This assignment is out of 10 points. The following is how the grading breaks down.
Coding Practices (40%)
Formatting and good practices: 15%
Assignment Requirements (60%)
Functional-style Programming: 10%
Returns output in specified format: 15%
Solutions are correct: 30%
Documenatation and good practices counted more on this one than on assignment 2. though it's still only about 30%.
Whenever you have more than one subprogram in a file, you should add a line or two at the top about the program as a while. (Program documentation.) When someone opens your file, they should be able, at quick glance, see what this file does, who wrote it, and when/why. (The point of all documentation is to help some else who doesn't know what you've done or why. Or to help you, when you can no longer remember.)
Because there were fewer components to this assignment, each piece counted for more. There were a few 10's on this one, but also a number of much lower scores too. In future, I'll try not to weight getting the right answer so heavily. Sometimes, students were very close but didn't get it. For example, a few people were checking for NIL or () when they should have been looking for 'FAIL. But this meant that their program's solutions were incorrect.
On the other hand, you should know your code doesn't return the correct output because you test it on a couple of different input cases before you submit it. Right? :)
Oh, and try to keep your code lines about 80 to 100 characters wide. Longer than that, and they wrap on other people's systems, making your code even harder to read. This is especially problematic with Lisp, where matching open and closing parentheses is already difficult.
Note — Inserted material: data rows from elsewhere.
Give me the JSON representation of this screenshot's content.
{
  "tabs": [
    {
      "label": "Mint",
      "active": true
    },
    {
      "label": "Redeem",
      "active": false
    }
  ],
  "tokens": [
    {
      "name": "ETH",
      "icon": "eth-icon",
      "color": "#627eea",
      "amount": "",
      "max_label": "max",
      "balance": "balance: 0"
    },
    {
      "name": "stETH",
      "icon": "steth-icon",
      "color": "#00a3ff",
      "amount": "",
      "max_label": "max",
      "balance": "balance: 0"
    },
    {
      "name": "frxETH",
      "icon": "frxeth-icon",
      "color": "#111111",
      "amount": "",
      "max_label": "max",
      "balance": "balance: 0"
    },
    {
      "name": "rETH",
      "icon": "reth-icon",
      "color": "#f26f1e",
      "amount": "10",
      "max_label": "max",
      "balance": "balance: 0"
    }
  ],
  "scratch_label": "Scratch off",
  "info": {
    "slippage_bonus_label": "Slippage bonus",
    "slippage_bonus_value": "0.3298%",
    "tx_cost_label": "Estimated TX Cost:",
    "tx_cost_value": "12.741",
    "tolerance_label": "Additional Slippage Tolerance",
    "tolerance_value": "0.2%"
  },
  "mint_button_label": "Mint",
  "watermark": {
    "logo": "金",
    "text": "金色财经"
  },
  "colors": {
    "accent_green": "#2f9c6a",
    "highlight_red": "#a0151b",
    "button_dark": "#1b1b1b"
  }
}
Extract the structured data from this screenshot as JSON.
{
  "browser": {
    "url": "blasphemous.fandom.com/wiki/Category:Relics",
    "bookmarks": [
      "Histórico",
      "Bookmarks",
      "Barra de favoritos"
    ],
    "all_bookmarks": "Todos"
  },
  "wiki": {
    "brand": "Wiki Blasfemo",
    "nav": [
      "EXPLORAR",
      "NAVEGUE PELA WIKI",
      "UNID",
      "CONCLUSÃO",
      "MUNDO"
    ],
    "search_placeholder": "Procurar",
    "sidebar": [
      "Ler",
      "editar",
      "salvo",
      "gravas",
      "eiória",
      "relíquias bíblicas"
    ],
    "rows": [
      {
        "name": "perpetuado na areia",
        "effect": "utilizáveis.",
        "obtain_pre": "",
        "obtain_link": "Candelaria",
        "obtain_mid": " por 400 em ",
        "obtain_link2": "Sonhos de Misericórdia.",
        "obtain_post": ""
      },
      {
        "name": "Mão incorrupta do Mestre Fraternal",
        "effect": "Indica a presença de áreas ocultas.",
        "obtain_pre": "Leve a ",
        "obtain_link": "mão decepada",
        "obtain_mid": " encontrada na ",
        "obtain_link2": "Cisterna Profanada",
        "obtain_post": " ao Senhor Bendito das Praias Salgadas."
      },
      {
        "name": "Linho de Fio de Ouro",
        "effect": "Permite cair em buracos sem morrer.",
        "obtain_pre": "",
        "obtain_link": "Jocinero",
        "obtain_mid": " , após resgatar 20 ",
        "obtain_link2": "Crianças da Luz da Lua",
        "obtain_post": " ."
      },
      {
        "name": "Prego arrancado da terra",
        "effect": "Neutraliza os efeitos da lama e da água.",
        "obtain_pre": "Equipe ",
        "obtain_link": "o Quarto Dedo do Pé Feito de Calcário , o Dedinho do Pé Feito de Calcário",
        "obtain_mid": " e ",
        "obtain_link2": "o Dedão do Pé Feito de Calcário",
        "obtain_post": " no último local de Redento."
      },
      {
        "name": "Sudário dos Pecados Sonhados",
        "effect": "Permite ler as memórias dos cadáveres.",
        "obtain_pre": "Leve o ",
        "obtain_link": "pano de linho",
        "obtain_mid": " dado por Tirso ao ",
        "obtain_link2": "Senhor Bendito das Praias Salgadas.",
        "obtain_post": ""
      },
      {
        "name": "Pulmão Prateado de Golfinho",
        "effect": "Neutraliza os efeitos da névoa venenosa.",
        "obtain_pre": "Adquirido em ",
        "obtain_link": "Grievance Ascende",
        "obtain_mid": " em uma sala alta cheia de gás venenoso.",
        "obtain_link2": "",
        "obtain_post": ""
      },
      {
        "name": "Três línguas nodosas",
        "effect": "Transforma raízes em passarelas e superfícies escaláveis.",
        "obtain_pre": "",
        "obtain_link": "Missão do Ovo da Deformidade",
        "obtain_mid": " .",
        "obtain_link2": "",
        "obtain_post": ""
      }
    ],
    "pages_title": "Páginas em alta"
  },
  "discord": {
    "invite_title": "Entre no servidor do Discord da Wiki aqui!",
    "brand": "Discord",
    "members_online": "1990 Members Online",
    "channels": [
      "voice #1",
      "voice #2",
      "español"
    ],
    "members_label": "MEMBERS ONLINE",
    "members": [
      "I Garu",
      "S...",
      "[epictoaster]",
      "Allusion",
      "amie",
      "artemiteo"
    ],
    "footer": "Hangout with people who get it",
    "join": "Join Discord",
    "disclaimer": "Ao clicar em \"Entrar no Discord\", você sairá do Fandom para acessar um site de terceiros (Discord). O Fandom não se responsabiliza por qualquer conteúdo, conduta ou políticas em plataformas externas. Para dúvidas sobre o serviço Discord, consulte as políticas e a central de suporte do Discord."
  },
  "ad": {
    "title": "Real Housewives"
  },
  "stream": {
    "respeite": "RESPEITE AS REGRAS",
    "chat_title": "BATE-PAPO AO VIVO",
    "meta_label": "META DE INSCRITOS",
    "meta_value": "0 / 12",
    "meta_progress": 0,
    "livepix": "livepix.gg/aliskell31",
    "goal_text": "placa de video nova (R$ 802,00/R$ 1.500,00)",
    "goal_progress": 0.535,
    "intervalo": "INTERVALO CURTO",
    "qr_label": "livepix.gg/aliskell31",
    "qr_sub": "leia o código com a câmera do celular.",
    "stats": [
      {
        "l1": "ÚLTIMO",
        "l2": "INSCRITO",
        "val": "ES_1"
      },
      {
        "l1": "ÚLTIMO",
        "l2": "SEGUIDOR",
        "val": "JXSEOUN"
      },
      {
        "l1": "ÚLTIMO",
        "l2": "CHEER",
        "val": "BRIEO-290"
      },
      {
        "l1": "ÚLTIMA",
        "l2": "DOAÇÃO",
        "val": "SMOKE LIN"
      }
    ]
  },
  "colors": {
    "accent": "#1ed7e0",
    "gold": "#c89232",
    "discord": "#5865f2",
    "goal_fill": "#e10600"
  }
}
|~ztomasze Index : TA
: Assignment 1
|Last Edited: 27 Nov 2002|
©2002 by Z. Tomaszewski.